# Exercise brief:
Scan the records for lines with the word "Stimmen", and copy every such line.

Interface dataset entries:
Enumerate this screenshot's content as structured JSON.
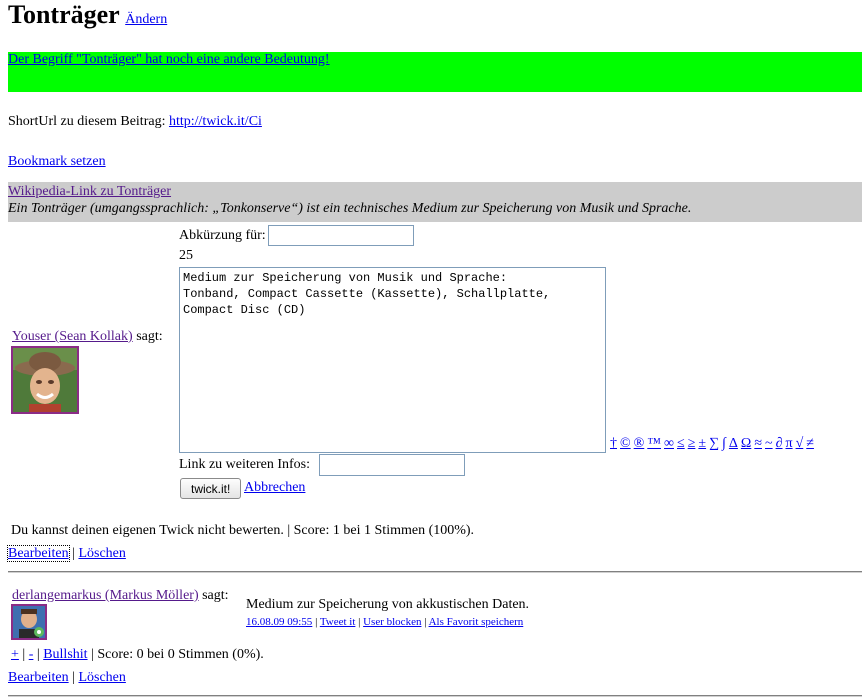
{
  "header": {
    "title": "Tonträger",
    "edit_link": "Ändern"
  },
  "notice": {
    "text": "Der Begriff \"Tonträger\" hat noch eine andere Bedeutung!"
  },
  "shorturl": {
    "label": "ShortUrl zu diesem Beitrag:",
    "url": "http://twick.it/Ci"
  },
  "bookmark": {
    "label": "Bookmark setzen"
  },
  "wikipedia": {
    "link": "Wikipedia-Link zu Tonträger",
    "definition": "Ein Tonträger (umgangssprachlich: „Tonkonserve“) ist ein technisches Medium zur Speicherung von Musik und Sprache."
  },
  "edit_form": {
    "author": "Youser (Sean Kollak)",
    "says": "sagt:",
    "abbrev_label": "Abkürzung für:",
    "abbrev_value": "",
    "char_count": "25",
    "text_value": "Medium zur Speicherung von Musik und Sprache:\nTonband, Compact Cassette (Kassette), Schallplatte,\nCompact Disc (CD)",
    "special_chars": [
      "†",
      "©",
      "®",
      "™",
      "∞",
      "≤",
      "≥",
      "±",
      "∑",
      "∫",
      "Δ",
      "Ω",
      "≈",
      "~",
      "∂",
      "π",
      "√",
      "≠"
    ],
    "link_label": "Link zu weiteren Infos:",
    "link_value": "",
    "submit": "twick.it!",
    "cancel": "Abbrechen"
  },
  "own_twick": {
    "rating_note": "Du kannst deinen eigenen Twick nicht bewerten. | Score: 1 bei 1 Stimmen (100%).",
    "edit": "Bearbeiten",
    "sep": "|",
    "delete": "Löschen"
  },
  "twick2": {
    "author": "derlangemarkus (Markus Möller)",
    "says": "sagt:",
    "text": "Medium zur Speicherung von akkustischen Daten.",
    "meta": {
      "date": "16.08.09 09:55",
      "tweet": "Tweet it",
      "block": "User blocken",
      "favorite": "Als Favorit speichern",
      "sep": "|"
    },
    "vote": {
      "plus": "+",
      "minus": "-",
      "bullshit": "Bullshit",
      "score": "| Score: 0 bei 0 Stimmen (0%)."
    },
    "edit": "Bearbeiten",
    "sep": "|",
    "delete": "Löschen"
  }
}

# Output of the exercise:
    "rating_note": "Du kannst deinen eigenen Twick nicht bewerten. | Score: 1 bei 1 Stimmen (100%).",
      "score": "| Score: 0 bei 0 Stimmen (0%)."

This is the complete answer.